As the 2022 state legislative sessions kick-off, the National Alliance is working in a variety of states to ensure positive conditions for charter schools to flourish. There are six states in particular where we’re working with partners to advance charter school bills.
Last fall, newly inaugurated Virginia Governor Glenn Youngkin upset former Governor Terry McAuliffe for the seat, with education a major issue in the race. The contrast between the two candidates on the charter school issue could not have been starker. On the campaign trail Youngkin pledged to support the creation of 20 new charter schools in the state, while McAuliffe vetoed a charter school bill that we championed there in 2017.
In addition to Youngkin winning the governor’s race, Lieutenant Governor Winsome Sears—another charter school champion—won her seat and the House flipped to Republican control. Democrats still maintain control of the Senate.
We are working with our partners on the ground in this challenging political terrain to get a bill enacted that would overhaul the state’s weak charter school law (HB 356/SB 125). This bill is similar to the one vetoed by McAuliffe in 2017 and addresses some of the key shortcomings of the current law, especially as it pertains to authorizing, autonomy, accountability, and funding. We feel 2022 is our best shot yet at getting a strong law on the books in Virginia that will support high-quality public charter schools.
In New Mexico, we are working with our partners to get a bill enacted that would enhance the state’s support of charter school facilities in several ways, including by providing a $700 per-pupil lease assistance allotment, creating a $10 million revolving loan fund, and ensuring that unused district facilities are offered to charter schools. We expect this bill (HB 43) will be heard soon in the House Education Committee.

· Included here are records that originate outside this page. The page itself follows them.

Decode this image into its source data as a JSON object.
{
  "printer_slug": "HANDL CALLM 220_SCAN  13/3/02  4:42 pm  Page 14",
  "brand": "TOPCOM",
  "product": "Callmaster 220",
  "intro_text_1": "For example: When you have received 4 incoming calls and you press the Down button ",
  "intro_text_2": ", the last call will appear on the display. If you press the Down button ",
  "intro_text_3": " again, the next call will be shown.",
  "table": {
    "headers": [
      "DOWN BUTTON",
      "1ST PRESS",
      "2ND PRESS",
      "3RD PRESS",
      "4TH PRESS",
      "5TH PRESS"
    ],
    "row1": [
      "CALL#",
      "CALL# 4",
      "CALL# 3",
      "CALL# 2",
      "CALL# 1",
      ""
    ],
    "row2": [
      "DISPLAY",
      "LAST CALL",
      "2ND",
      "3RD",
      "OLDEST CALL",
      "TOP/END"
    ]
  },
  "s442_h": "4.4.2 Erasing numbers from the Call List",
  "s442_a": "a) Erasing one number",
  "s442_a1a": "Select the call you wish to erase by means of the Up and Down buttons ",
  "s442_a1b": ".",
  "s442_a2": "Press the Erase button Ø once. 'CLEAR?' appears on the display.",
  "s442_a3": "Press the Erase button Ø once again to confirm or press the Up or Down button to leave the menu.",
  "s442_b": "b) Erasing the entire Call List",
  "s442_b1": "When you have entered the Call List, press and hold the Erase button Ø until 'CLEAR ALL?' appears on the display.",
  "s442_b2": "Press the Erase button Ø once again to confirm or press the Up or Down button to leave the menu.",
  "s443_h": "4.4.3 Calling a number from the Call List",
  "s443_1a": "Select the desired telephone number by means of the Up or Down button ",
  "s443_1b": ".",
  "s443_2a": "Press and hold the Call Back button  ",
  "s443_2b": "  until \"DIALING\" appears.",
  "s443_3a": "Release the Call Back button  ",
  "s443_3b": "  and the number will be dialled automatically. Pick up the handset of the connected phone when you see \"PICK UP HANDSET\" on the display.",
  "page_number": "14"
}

We are working with our partners in New Hampshire on three bills addressing charter school facilities. One would establish a procedure for a charter school to elect to include its facilities costs in the local school district’s vote to authorize bond indebtedness. Another adds charter schools to grants for school building aid. And yet another establishes a new facility planning and development program to assist all public schools with facilities expenses. The last two bills have been heard in the House Education Committee. The first one will be heard there next week.
In Idaho, we are working with our partners on a number of bills, including one that would allow charter schools to certify teachers, another that would create a revolving loan fund for start-up facility costs, and one that would allow full-day kindergarten.

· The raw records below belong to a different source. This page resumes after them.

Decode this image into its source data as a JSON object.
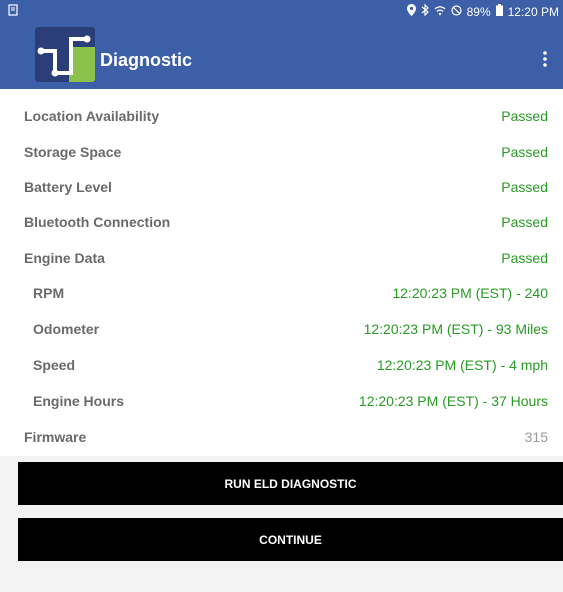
{
  "status_bar": {
    "battery": "89%",
    "time": "12:20 PM"
  },
  "app_bar": {
    "title": "Diagnostic"
  },
  "diagnostics": [
    {
      "label": "Location Availability",
      "value": "Passed"
    },
    {
      "label": "Storage Space",
      "value": "Passed"
    },
    {
      "label": "Battery Level",
      "value": "Passed"
    },
    {
      "label": "Bluetooth Connection",
      "value": "Passed"
    },
    {
      "label": "Engine Data",
      "value": "Passed"
    },
    {
      "label": "RPM",
      "value": "12:20:23 PM (EST) - 240"
    },
    {
      "label": "Odometer",
      "value": "12:20:23 PM (EST) - 93 Miles"
    },
    {
      "label": "Speed",
      "value": "12:20:23 PM (EST) - 4 mph"
    },
    {
      "label": "Engine Hours",
      "value": "12:20:23 PM (EST) - 37 Hours"
    },
    {
      "label": "Firmware",
      "value": "315"
    }
  ],
  "buttons": {
    "run_diagnostic": "RUN ELD DIAGNOSTIC",
    "continue": "CONTINUE"
  },
  "colors": {
    "app_bar": "#3d5fa8",
    "pass_text": "#279b23",
    "label_text": "#6a6a6a",
    "button_bg": "#000000"
  }
}
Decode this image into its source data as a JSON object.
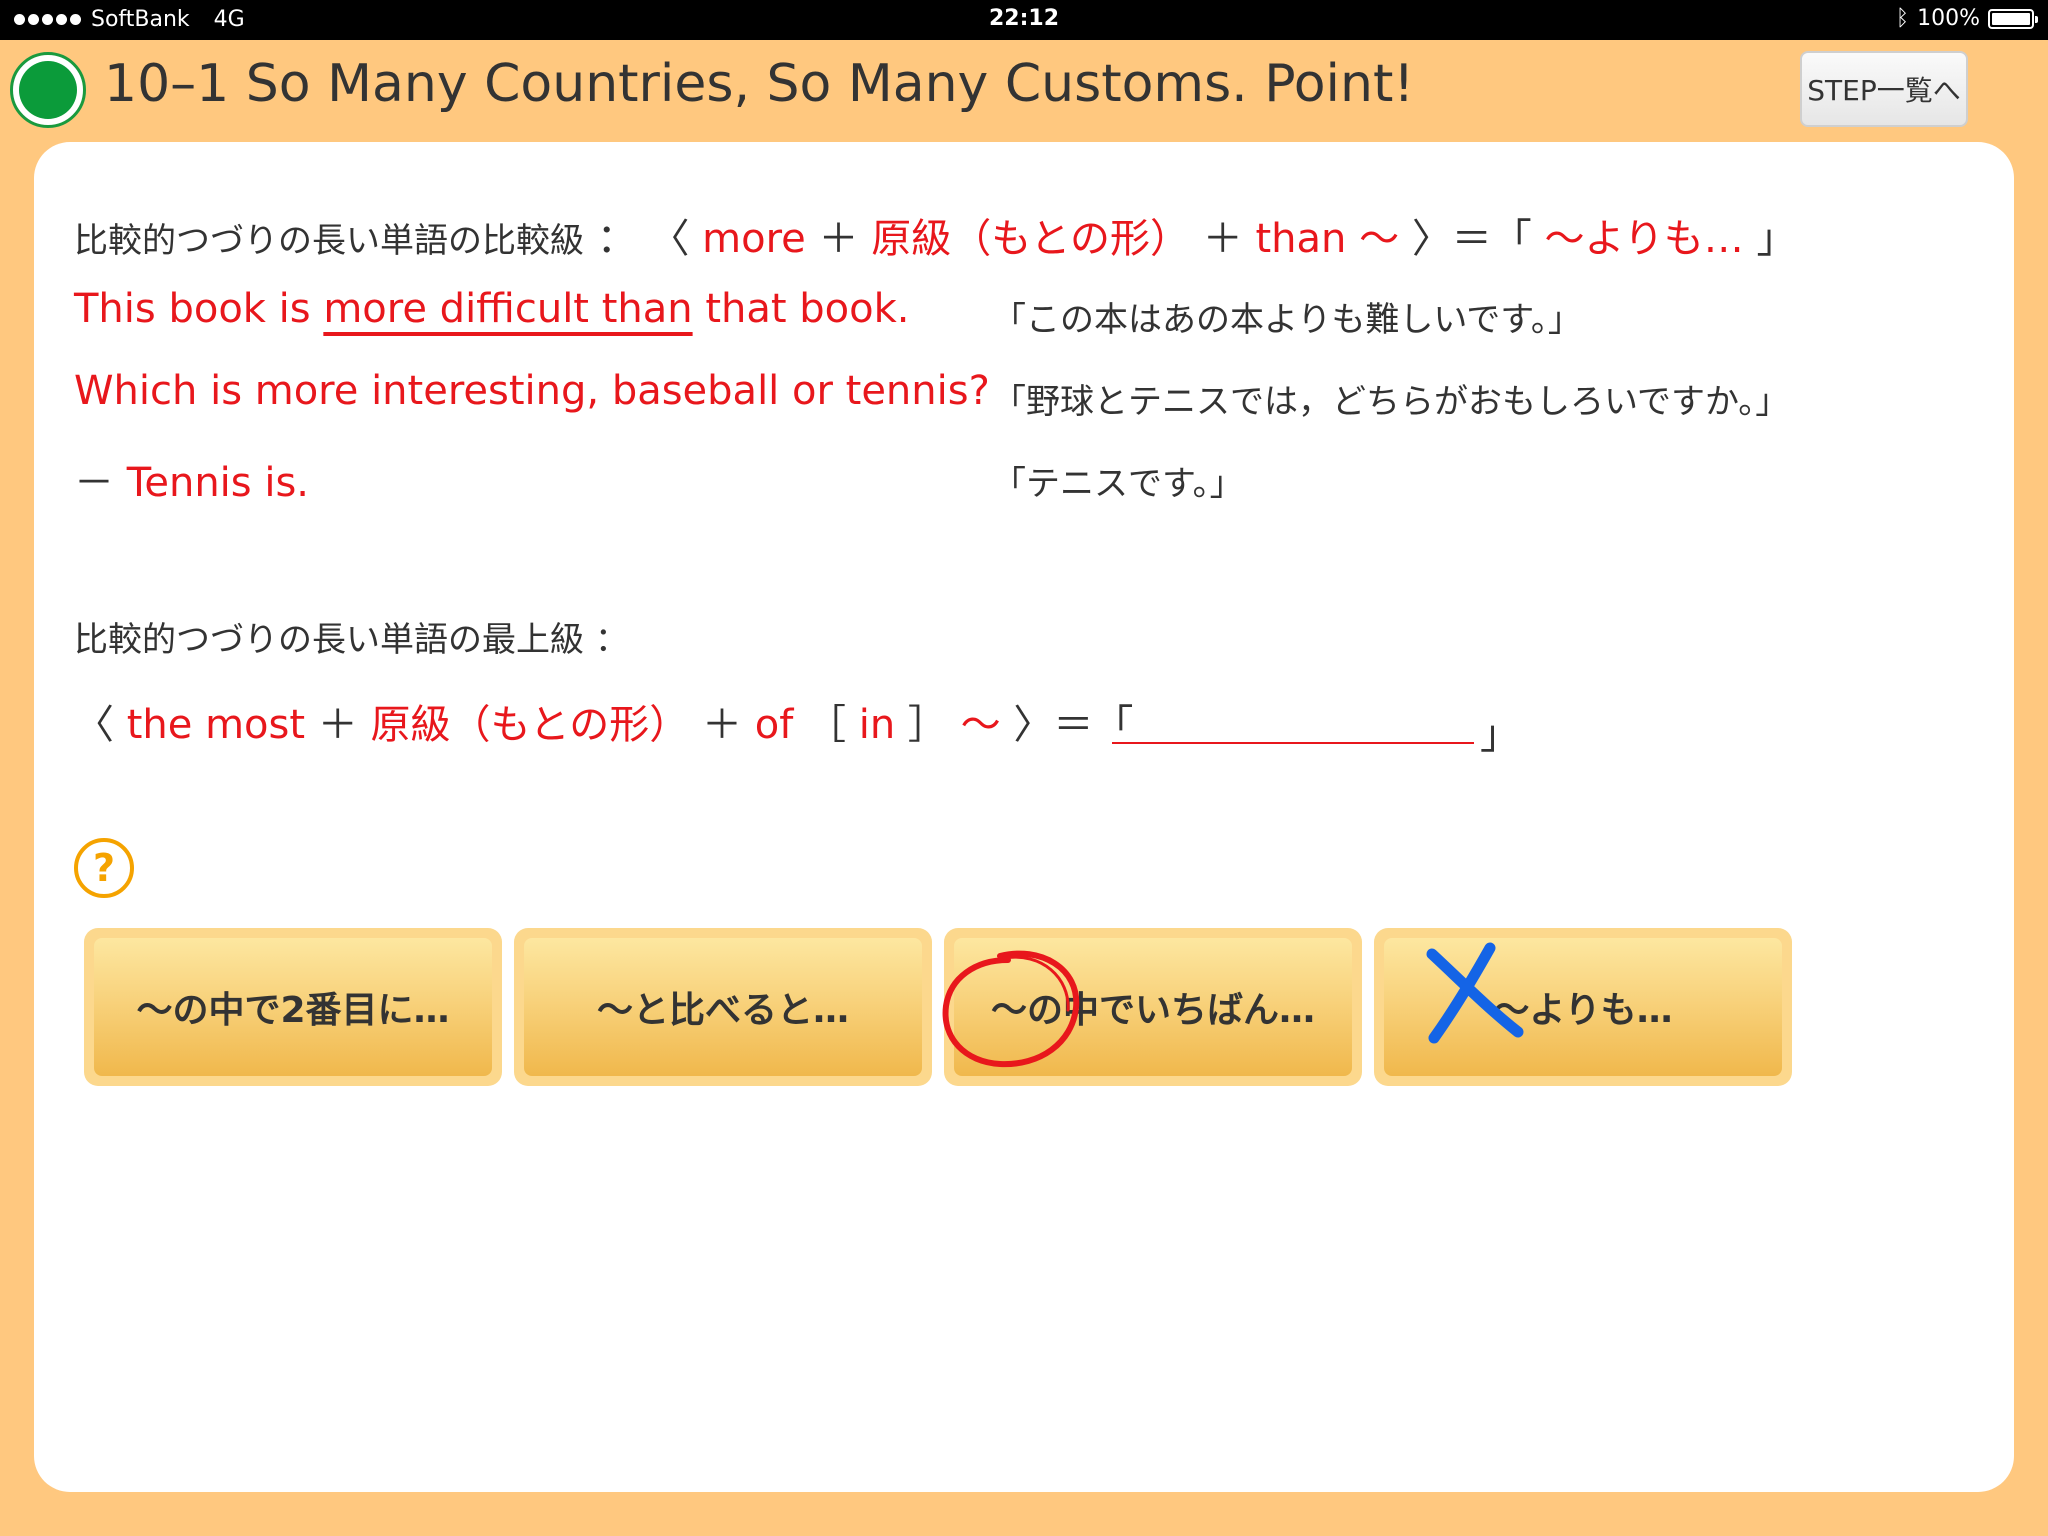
{
  "status_bar": {
    "carrier": "SoftBank",
    "network": "4G",
    "time": "22:12",
    "battery_text": "100%",
    "battery_level": 1.0,
    "icons": [
      "signal-dots-icon",
      "bluetooth-icon",
      "battery-icon"
    ]
  },
  "header": {
    "title": "10–1 So Many Countries, So Many Customs. Point!",
    "step_button": "STEP一覧へ",
    "status_icon": "green-circle-icon"
  },
  "lesson": {
    "comparative": {
      "rule_label": "比較的つづりの長い単語の比較級",
      "colon": "：",
      "open_paren": "〈",
      "more": "more",
      "plus1": "＋",
      "base_form": "原級（もとの形）",
      "plus2": "＋",
      "than": "than ～",
      "close_paren": "〉＝「",
      "meaning": "～よりも…",
      "close_quote": "」"
    },
    "examples": [
      {
        "en_pre": "This book is",
        "en_underlined": "more difficult than",
        "en_post": "that book.",
        "ja": "「この本はあの本よりも難しいです。」"
      },
      {
        "en": "Which is more interesting, baseball or tennis?",
        "ja": "「野球とテニスでは，どちらがおもしろいですか。」"
      },
      {
        "dash": "－",
        "en": "Tennis is.",
        "ja": "「テニスです。」"
      }
    ],
    "superlative": {
      "rule_label": "比較的つづりの長い単語の最上級",
      "colon": "：",
      "open_paren": "〈",
      "the_most": "the most",
      "plus1": "＋",
      "base_form": "原級（もとの形）",
      "plus2": "＋",
      "of": "of",
      "bracket_open": "［",
      "in": "in",
      "bracket_close": "］",
      "tilde": "～",
      "close_paren": "〉＝「",
      "close_quote": "」"
    }
  },
  "help_icon": "?",
  "choices": [
    {
      "label": "～の中で2番目に…",
      "mark": null
    },
    {
      "label": "～と比べると…",
      "mark": null
    },
    {
      "label": "～の中でいちばん…",
      "mark": "circle"
    },
    {
      "label": "～よりも…",
      "mark": "cross"
    }
  ],
  "colors": {
    "background": "#ffc87f",
    "accent_red": "#e8171c",
    "button_orange": "#f0b84c",
    "correct_mark": "#e8171c",
    "wrong_mark": "#1464e6",
    "status_green": "#0b9b3a"
  }
}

We are also working with our partners in Kentucky to get a bill enacted that would fix the charter school law’s funding flaw and improve the authorizing climate. In Iowa, we’re working with our partners on a clean-up bill after getting a law enacted there last year to overhaul the state’s previously weak charter school law.
Beyond our priority states, there are numerous pro-charter school bills being advanced this year. Some that have caught our eye include funding equity legislation in Indiana, multiple authorizer legislation in Mississippi, and bills pertaining to funding equity and the charter school cap in Washington state.
2022 is an election year so it is hard to say how many of these and other bills will actually make it into law this year. State lawmakers are sometimes hesitant to take votes on tough political issues like charter schools when they are facing re-election in the fall.
Still, we are encouraged to see charter school advocates pressing forward on these important policy priorities. Even if we don’t succeed on all of them, we are building momentum for these and other efforts in 2023, after what will likely be very consequential gubernatorial and state legislator elections this fall.
Todd Ziebarth is the senior vice president of state support and advocacy at the National Alliance for Public Charter Schools.